Still. Poison Ruïn. (Did I mention that band name fucking slays?). There's a huge amount of potential for something here, and I'm excited to see how it pans out.

Skylight DinerManhattan
Cheese omelette and sausage

It's been so long since I've sat in a diner and eaten breakfast. So long. You know this, why am I telling you? We've all gone through this shit at the same time, I don't need to sit here and tell you how much I missed eating breakfast in a diner.

This very average omelette and sausage links and home fries at the very average Skylight Diner in Chelsea on a very average Saturday morning was the absolute best kind of average. I loved it and I can't wait to do it again.

Joey Bats CafeManhattan
Pastéis de nata

Just need to update you that I ate another pastéis de nata. This one at the incomprehensibly named Joey Bats Cafe in the Lower East Side. It's far hipper than the Teixeira Bakery in Newark, more expensive than the Teixeira Bakery in Newark, but not as good as the Teixeira Bakery in Newark.

Don't get me wrong, it was good. If you're in the Lower East Side and want a pastéis de nata, by all means absolutely do it. You'd be crazy not to. But if you can only eat one pastéis de nata this year (that would be a weird situation... what would lead to that?), get yourself to Newark.

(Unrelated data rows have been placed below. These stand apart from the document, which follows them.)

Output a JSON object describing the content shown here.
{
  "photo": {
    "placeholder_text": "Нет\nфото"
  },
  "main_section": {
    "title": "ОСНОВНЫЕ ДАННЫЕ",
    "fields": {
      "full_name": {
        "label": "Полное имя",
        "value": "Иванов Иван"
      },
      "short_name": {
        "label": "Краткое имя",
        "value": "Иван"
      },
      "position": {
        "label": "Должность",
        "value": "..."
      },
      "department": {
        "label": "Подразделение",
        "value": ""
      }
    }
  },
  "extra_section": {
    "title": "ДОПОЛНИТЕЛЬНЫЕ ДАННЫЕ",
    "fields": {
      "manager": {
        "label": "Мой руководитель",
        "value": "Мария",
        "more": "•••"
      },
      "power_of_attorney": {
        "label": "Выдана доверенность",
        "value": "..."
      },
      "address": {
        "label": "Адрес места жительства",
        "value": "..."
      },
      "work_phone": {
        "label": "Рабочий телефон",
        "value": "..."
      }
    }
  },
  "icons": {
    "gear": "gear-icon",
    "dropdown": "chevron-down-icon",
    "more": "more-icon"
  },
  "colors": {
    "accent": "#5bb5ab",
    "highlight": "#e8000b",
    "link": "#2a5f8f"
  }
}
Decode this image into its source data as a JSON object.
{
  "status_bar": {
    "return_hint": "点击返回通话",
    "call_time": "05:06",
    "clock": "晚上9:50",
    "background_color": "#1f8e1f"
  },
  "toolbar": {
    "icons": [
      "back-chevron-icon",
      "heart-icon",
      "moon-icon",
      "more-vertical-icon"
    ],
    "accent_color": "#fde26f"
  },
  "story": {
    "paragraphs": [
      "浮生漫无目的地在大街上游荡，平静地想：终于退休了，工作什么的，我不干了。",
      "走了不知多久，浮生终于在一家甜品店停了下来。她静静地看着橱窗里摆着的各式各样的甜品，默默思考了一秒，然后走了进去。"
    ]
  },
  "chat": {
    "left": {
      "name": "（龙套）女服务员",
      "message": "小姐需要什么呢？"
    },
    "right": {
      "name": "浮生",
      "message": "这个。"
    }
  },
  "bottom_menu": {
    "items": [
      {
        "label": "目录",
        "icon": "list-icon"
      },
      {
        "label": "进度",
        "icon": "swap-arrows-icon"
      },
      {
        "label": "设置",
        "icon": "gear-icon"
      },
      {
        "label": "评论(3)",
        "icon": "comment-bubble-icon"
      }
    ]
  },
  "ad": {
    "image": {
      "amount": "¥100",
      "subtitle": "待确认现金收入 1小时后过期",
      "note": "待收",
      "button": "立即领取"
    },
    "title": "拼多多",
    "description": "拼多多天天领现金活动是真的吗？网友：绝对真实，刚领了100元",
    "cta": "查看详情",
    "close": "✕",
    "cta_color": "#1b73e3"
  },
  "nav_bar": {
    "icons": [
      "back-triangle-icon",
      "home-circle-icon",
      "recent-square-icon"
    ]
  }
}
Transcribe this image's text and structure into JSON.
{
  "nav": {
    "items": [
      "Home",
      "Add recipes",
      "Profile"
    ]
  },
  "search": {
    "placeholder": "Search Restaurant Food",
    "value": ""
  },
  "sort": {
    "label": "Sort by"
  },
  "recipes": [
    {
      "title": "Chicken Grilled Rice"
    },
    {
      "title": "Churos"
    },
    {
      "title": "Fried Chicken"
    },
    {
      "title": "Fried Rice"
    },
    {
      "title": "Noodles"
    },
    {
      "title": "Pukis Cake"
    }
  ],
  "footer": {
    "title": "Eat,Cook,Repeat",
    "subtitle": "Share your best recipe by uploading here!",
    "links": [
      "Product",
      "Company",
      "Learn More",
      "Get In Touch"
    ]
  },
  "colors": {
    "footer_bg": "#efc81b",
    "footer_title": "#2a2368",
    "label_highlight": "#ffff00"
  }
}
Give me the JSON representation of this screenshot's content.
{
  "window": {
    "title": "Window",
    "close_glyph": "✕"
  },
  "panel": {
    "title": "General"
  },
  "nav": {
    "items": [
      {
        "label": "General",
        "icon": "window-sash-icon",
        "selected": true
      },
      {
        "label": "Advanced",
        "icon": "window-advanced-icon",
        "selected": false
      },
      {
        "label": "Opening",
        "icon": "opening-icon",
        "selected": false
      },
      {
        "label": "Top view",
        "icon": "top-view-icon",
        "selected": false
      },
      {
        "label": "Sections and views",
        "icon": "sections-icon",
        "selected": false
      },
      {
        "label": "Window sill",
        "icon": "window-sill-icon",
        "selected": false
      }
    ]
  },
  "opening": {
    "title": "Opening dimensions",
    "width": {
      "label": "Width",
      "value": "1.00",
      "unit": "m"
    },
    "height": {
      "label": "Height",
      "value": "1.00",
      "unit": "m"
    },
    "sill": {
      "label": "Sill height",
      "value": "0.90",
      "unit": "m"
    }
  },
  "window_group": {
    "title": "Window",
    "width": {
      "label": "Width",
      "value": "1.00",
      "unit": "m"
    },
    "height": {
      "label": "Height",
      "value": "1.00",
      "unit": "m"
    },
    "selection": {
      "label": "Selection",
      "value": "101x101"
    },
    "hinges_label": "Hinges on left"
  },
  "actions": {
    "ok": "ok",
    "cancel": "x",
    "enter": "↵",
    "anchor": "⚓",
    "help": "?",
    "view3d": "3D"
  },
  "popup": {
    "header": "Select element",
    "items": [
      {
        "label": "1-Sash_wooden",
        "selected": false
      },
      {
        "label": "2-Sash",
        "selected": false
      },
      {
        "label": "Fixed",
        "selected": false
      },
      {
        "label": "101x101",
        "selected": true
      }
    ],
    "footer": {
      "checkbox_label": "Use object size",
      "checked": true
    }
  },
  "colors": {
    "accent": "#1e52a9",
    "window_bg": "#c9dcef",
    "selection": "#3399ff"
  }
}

Chip CityQueens

I was out near Long Island City the other day and wanted a cookie, so I did what anyone in my position would do and I searched "cookies" in Google Maps. This place called Chip City came up, and I eventually found it, a tiny little storefront on the first floor of some new development mixed-use building. Basically just a little bakery case with just 4 trays of cookies, maybe they had a coffee machine and a fridge of milk or something, a cash register, one employee, and that was that.

What I didn't know until just now is that Chip City (as far as I can tell?) primarily markets itself as a home-delivery cookie dough company. Direct-to-consumer, disrupting the cookie dough industry, all that. I bet they've at least discussed sponsoring a podcast. But this just happened to be one little local outlet—possibly even connected to their main kitchen? Who knows.

Anyway their cookies are oddly massive—thick like a muffin top or a dang scone or something. But I gotta say, they were good! I worried they'd be either overcooked on the outside or overly dense on the inside, but no, they were go good consistency all around! Just absolutely way too huge, especially since I (oops) bought 4 of them. Two chocolate chip, one s'mores, and one peanut butter & jelly. How have I never had a PB&J cookie before? Seems so obvious! I'll go ahead and say the s'mores was the best, and maybe chocolate chip, followed by the PB&J. But they were all good!

They won't exist beyond 2021.